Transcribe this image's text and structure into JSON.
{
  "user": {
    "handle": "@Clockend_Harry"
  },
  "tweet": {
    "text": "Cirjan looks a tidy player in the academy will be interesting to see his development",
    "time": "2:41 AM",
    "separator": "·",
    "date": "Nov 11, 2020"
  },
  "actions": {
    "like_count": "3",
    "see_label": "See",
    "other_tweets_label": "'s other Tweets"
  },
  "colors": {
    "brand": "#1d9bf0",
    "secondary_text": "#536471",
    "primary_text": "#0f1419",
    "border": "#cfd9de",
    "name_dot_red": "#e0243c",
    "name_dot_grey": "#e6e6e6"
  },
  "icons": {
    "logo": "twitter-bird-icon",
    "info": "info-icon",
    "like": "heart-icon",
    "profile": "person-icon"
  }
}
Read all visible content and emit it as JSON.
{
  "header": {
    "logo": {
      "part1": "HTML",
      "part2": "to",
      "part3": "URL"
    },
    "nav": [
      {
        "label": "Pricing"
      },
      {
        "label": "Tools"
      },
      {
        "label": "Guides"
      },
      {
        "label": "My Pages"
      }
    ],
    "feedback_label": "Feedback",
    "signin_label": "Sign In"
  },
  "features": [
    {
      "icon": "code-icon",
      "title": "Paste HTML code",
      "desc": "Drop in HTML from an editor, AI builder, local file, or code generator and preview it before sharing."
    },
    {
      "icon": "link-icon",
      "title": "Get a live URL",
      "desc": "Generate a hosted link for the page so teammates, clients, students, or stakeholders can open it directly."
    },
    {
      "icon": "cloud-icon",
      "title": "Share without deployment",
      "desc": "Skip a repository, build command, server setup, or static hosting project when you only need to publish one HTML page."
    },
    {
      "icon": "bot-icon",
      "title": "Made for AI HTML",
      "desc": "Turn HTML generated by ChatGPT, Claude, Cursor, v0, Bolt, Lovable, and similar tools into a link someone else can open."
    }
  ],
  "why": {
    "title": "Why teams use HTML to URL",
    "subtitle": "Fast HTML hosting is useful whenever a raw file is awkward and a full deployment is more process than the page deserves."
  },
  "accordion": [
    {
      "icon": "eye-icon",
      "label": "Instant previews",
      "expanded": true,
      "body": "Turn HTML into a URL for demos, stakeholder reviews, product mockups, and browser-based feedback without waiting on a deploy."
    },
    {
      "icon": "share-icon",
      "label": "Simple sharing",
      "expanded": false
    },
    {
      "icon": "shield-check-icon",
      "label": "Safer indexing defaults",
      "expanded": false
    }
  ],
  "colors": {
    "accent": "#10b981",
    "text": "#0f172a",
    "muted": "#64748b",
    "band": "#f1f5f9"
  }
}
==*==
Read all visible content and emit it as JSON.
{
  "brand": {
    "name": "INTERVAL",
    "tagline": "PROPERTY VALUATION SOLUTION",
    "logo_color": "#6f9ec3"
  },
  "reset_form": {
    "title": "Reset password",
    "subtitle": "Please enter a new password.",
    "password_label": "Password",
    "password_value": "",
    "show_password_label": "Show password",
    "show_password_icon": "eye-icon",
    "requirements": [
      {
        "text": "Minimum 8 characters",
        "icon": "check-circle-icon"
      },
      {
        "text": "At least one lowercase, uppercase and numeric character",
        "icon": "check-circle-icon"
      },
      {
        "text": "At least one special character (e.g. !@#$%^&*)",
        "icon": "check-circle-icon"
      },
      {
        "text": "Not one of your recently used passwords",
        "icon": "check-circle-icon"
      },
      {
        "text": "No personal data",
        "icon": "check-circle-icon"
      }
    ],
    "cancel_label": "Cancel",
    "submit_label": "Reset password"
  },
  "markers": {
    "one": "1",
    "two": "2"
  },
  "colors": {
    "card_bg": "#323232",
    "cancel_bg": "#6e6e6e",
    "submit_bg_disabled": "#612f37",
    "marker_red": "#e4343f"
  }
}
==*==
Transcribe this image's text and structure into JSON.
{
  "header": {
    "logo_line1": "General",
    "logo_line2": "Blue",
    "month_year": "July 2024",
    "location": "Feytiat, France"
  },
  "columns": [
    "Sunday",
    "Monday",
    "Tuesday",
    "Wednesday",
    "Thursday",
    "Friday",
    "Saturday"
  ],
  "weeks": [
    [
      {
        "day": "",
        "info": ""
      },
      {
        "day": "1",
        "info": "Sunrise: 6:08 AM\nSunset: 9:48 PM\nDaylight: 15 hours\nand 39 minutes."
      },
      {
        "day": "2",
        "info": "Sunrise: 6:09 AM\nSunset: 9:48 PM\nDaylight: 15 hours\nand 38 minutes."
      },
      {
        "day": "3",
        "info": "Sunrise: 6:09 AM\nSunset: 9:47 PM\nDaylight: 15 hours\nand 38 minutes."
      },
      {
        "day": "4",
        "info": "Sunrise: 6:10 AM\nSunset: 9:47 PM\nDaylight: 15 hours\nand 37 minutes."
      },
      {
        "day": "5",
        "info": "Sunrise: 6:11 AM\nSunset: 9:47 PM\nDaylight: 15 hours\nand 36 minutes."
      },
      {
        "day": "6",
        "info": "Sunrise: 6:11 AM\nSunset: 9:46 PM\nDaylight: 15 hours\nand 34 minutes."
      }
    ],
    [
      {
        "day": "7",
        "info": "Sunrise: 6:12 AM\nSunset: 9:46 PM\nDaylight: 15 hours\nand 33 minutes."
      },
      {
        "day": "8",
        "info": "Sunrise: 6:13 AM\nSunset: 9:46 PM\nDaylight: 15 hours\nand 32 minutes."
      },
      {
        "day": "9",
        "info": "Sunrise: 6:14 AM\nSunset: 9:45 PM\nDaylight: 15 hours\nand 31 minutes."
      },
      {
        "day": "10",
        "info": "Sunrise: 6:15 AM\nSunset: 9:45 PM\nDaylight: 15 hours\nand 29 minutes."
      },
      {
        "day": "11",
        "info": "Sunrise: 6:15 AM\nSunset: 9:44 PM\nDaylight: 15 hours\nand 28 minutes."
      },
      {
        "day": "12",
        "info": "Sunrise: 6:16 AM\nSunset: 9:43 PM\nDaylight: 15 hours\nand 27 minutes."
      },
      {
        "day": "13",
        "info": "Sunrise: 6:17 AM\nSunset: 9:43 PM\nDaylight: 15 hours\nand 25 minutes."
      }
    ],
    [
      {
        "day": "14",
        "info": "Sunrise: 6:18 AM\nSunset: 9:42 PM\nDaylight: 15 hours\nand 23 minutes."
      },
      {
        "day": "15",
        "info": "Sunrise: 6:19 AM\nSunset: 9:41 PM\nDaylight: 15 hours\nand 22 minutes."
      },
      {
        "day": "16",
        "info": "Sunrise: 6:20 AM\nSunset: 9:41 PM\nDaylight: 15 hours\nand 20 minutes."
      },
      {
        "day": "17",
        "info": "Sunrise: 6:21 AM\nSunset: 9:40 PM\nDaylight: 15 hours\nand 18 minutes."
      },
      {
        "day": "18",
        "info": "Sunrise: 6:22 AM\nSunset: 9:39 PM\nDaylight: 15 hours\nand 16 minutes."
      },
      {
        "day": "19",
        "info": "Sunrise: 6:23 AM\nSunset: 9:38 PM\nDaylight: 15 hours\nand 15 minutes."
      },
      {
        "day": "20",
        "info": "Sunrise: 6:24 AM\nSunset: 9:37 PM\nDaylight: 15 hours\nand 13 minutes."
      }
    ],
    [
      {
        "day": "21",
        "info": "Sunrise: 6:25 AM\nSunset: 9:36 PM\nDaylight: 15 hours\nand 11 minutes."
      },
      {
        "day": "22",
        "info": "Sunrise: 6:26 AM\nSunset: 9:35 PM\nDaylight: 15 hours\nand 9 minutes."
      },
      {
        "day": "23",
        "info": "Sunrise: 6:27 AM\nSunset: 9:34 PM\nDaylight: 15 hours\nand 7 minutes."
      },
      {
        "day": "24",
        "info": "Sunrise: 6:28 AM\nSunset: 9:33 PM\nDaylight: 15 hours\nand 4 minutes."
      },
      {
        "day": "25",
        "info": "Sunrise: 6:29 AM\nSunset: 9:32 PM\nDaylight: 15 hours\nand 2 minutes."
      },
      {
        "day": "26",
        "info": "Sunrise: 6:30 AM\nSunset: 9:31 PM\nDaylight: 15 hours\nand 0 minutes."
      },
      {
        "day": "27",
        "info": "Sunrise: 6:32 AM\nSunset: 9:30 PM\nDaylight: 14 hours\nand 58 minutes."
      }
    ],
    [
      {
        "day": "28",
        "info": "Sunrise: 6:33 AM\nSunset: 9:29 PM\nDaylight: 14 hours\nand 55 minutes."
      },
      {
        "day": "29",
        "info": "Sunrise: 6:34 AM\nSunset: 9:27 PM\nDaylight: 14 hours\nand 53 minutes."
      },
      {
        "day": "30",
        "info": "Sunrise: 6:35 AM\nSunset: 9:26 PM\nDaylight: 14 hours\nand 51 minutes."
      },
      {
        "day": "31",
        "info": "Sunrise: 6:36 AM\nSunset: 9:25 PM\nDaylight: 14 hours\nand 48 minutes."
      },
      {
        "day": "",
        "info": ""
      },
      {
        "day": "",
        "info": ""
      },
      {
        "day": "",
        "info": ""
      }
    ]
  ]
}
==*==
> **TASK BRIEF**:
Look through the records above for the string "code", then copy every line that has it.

> **RESPONSE**:
      "icon": "code-icon",
      "title": "Paste HTML code",
      "desc": "Drop in HTML from an editor, AI builder, local file, or code generator and preview it before sharing."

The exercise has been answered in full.